_PROBLEM STATEMENT_
Number of lines below with "true": work it out and reply with that number only.
========================================================================
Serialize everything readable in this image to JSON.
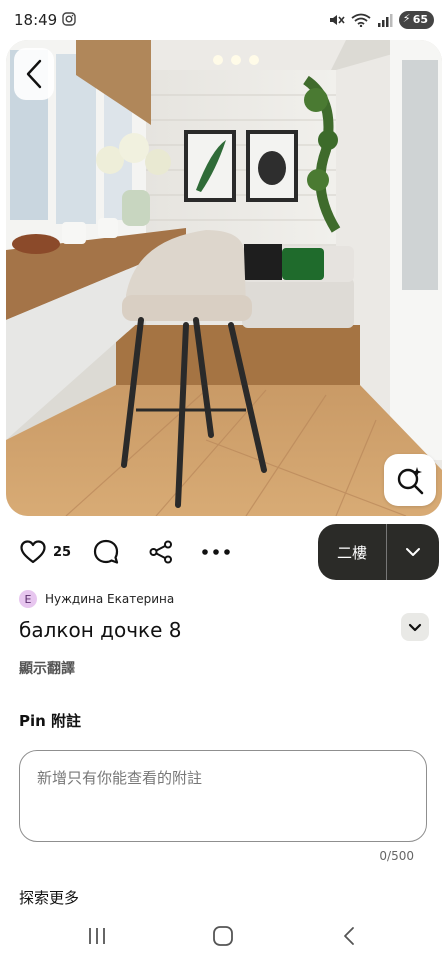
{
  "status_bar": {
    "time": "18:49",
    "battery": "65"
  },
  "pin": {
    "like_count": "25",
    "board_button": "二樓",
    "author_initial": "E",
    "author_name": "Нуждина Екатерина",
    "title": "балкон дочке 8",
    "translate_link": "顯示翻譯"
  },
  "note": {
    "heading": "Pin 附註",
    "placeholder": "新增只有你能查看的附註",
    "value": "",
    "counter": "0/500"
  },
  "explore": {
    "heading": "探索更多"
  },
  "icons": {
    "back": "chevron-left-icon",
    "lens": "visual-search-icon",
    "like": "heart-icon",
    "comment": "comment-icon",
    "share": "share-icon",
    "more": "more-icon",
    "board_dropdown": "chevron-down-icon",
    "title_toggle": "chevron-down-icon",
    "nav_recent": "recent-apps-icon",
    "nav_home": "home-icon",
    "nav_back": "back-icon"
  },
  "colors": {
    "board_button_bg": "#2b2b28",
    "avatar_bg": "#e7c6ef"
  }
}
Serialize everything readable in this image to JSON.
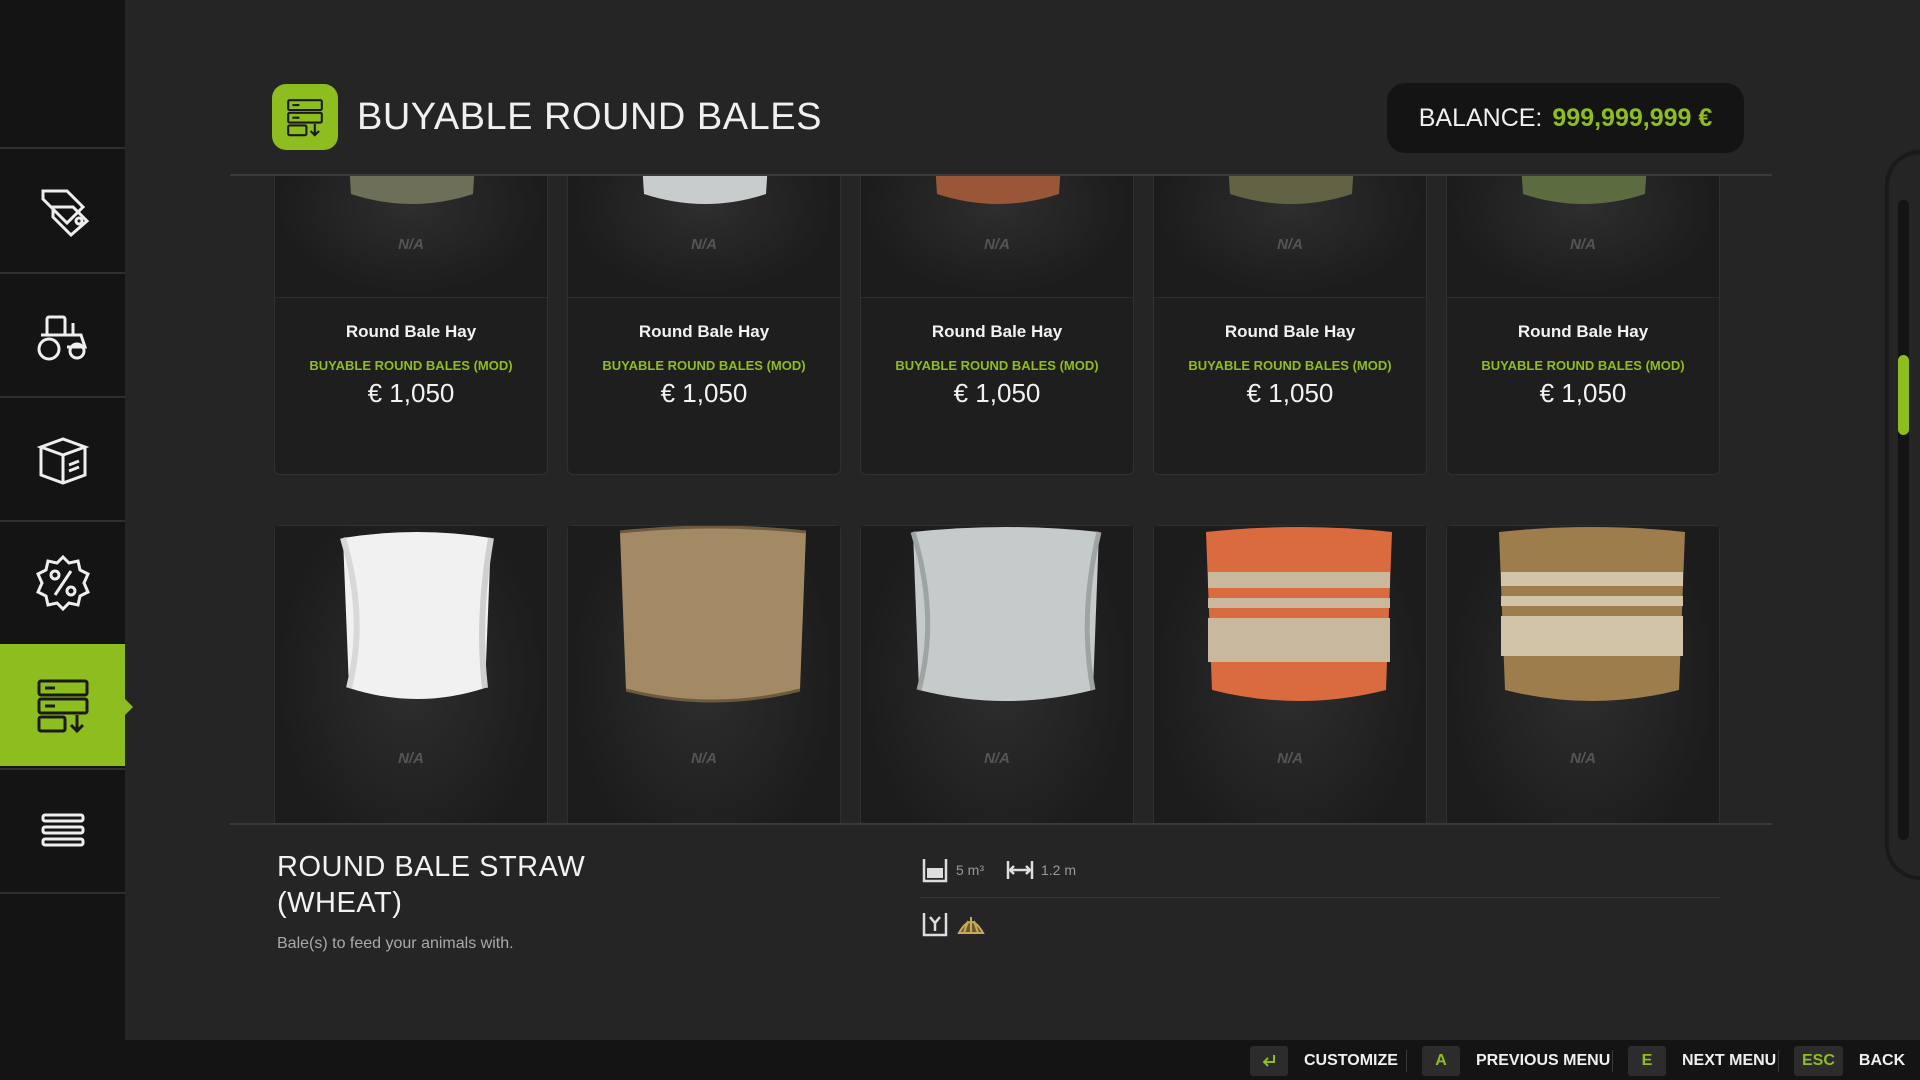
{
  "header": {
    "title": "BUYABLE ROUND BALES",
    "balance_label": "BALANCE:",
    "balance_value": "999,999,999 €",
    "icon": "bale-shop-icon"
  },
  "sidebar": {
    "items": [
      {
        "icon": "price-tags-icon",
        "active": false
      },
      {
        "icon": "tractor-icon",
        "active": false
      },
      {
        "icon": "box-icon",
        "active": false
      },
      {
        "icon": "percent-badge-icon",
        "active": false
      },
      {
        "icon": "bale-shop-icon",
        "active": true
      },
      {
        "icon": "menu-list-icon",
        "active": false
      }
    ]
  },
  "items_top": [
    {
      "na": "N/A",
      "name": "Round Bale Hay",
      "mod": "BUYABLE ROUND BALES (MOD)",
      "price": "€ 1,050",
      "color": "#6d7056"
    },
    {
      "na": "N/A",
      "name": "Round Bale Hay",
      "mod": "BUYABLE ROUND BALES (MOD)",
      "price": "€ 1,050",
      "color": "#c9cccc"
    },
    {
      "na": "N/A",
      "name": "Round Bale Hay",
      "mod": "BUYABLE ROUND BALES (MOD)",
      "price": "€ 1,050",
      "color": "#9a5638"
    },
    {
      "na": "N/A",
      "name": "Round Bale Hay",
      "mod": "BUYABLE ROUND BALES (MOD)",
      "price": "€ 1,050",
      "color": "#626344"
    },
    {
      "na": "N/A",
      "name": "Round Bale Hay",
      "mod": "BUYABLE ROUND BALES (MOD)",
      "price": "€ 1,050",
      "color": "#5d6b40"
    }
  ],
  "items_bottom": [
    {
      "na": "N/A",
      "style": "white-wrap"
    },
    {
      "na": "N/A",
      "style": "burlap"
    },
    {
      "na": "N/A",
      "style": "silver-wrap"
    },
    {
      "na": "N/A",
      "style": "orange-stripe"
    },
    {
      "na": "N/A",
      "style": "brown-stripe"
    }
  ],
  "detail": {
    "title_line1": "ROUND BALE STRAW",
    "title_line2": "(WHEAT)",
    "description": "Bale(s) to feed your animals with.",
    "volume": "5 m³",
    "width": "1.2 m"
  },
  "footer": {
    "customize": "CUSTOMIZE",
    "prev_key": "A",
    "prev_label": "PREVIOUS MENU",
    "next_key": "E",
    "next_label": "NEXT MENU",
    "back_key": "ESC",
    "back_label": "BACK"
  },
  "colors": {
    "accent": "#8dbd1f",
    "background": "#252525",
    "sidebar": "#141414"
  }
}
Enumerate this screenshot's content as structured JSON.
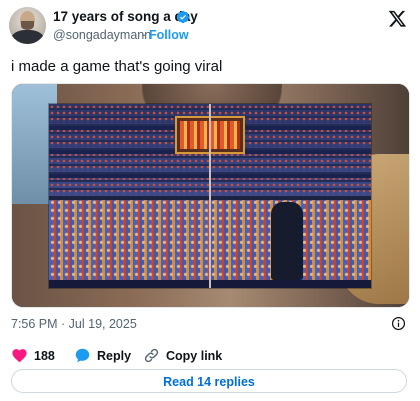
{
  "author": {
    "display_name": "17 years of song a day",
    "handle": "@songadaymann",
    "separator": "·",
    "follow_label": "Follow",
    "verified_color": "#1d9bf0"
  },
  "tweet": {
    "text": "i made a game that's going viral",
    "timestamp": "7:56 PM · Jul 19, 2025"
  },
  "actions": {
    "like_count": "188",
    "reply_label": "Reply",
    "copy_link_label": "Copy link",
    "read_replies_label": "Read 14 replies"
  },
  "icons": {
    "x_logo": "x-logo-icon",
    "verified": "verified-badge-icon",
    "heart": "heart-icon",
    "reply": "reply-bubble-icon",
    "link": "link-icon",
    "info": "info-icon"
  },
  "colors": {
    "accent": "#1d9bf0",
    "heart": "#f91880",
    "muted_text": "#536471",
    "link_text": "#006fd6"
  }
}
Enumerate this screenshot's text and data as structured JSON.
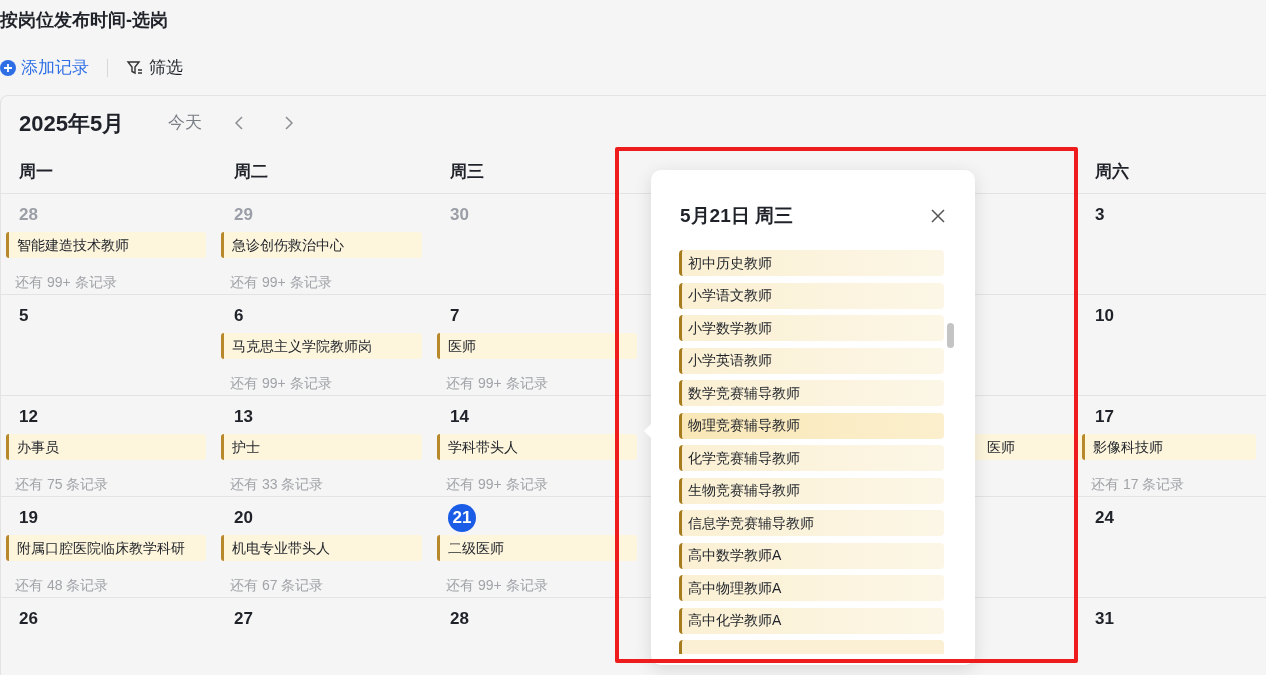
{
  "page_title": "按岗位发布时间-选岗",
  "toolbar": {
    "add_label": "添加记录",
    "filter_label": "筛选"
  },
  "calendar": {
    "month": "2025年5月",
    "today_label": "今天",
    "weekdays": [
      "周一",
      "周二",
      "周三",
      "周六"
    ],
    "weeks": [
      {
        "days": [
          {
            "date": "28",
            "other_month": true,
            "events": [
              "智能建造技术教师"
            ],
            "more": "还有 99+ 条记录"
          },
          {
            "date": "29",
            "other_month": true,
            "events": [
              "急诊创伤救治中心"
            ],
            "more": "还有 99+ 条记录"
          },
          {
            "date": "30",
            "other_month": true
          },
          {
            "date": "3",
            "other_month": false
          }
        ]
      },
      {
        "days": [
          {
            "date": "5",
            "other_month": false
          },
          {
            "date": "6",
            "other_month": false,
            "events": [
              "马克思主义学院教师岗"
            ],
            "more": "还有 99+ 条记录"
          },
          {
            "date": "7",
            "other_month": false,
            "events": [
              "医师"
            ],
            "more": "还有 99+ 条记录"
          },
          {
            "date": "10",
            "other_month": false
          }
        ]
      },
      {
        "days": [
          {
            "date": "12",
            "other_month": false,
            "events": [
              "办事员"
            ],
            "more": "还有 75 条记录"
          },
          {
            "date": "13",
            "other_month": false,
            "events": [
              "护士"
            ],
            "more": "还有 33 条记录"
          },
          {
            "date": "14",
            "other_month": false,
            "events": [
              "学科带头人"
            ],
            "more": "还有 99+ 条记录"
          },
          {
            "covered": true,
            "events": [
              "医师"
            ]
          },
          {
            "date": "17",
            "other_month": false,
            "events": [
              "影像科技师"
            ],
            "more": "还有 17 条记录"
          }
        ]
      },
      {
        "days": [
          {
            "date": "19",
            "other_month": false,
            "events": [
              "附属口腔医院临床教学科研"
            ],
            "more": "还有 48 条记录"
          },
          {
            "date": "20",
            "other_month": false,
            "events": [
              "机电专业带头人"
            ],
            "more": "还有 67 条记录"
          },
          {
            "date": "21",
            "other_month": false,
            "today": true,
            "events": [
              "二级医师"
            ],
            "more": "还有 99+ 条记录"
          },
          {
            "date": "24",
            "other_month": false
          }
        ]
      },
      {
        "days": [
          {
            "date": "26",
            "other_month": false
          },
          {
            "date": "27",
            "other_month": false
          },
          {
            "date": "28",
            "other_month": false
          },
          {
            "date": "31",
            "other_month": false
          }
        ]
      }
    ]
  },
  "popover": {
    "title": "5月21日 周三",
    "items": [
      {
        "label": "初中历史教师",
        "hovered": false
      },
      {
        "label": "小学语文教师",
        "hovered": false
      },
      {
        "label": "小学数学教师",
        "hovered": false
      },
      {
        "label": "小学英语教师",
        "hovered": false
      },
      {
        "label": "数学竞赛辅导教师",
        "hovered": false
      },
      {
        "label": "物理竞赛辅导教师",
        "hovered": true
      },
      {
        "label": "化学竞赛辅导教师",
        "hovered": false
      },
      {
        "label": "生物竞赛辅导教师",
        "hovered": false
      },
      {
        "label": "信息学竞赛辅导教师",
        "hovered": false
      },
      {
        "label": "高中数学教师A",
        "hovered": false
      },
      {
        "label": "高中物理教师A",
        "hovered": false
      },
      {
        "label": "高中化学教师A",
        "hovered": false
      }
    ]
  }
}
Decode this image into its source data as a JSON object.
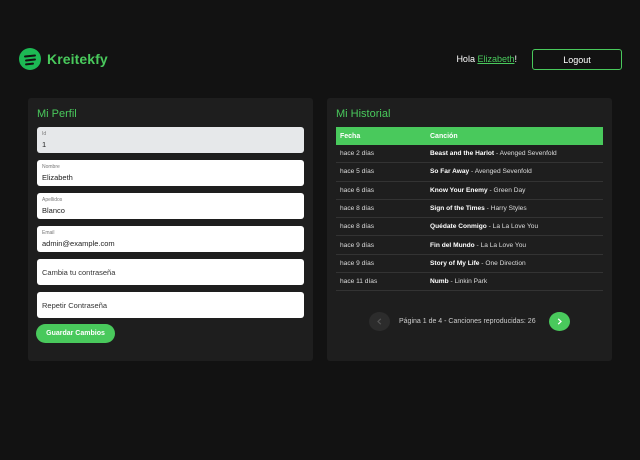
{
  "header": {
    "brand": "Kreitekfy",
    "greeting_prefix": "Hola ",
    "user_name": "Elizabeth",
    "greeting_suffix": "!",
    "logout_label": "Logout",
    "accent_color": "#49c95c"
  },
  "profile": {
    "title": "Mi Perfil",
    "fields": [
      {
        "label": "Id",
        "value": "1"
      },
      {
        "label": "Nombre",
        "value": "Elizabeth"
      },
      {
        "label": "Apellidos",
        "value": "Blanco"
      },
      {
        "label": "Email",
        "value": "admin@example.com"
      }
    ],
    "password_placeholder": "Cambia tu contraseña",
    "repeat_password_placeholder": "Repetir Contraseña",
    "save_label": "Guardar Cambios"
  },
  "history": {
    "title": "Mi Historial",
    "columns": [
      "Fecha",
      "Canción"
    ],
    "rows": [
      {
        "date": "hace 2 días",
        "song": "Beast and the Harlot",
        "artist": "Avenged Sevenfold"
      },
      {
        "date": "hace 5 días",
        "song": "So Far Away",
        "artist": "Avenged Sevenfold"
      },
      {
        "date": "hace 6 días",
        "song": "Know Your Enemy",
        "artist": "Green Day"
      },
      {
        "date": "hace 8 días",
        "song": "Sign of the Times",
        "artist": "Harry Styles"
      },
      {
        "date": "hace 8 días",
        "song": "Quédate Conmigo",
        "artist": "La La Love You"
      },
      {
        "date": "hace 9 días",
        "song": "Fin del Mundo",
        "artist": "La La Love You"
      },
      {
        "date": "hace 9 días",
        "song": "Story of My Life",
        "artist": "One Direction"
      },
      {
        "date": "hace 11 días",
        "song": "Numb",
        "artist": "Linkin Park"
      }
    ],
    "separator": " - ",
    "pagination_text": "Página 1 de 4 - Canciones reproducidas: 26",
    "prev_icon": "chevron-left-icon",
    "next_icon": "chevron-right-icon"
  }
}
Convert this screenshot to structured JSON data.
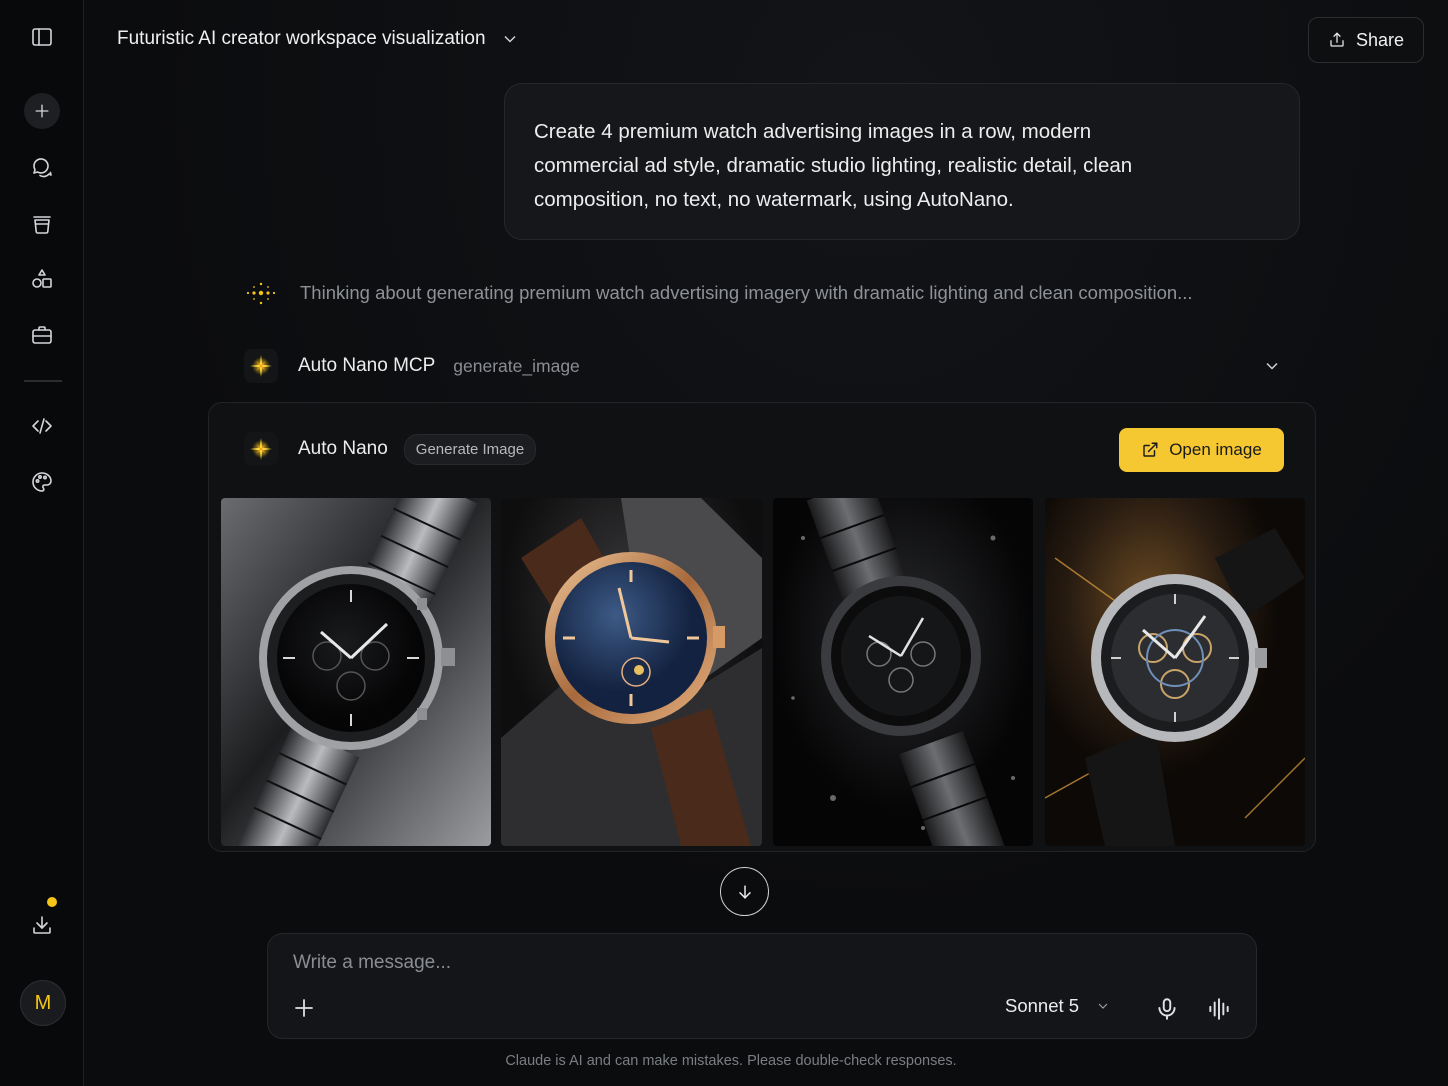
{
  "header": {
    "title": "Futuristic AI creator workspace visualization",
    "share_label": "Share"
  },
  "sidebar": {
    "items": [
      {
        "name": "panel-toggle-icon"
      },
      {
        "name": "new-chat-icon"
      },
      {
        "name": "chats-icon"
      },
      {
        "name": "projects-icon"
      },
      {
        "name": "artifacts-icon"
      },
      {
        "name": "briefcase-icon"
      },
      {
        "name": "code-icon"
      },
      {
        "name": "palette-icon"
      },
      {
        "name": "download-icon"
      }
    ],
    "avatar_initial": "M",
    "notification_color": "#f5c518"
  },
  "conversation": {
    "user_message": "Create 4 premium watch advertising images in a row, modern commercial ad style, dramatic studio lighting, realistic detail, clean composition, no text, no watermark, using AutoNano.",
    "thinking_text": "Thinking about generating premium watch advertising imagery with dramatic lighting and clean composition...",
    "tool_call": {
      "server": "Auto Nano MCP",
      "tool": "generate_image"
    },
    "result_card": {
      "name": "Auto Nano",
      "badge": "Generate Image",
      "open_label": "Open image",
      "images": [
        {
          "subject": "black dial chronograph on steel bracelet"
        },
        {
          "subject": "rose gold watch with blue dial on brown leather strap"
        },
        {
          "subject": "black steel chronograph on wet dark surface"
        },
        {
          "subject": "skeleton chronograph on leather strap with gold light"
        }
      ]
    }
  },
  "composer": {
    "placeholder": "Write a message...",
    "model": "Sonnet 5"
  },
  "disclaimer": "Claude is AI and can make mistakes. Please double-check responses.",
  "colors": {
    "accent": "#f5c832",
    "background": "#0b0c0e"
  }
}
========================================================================
_RESULT_
7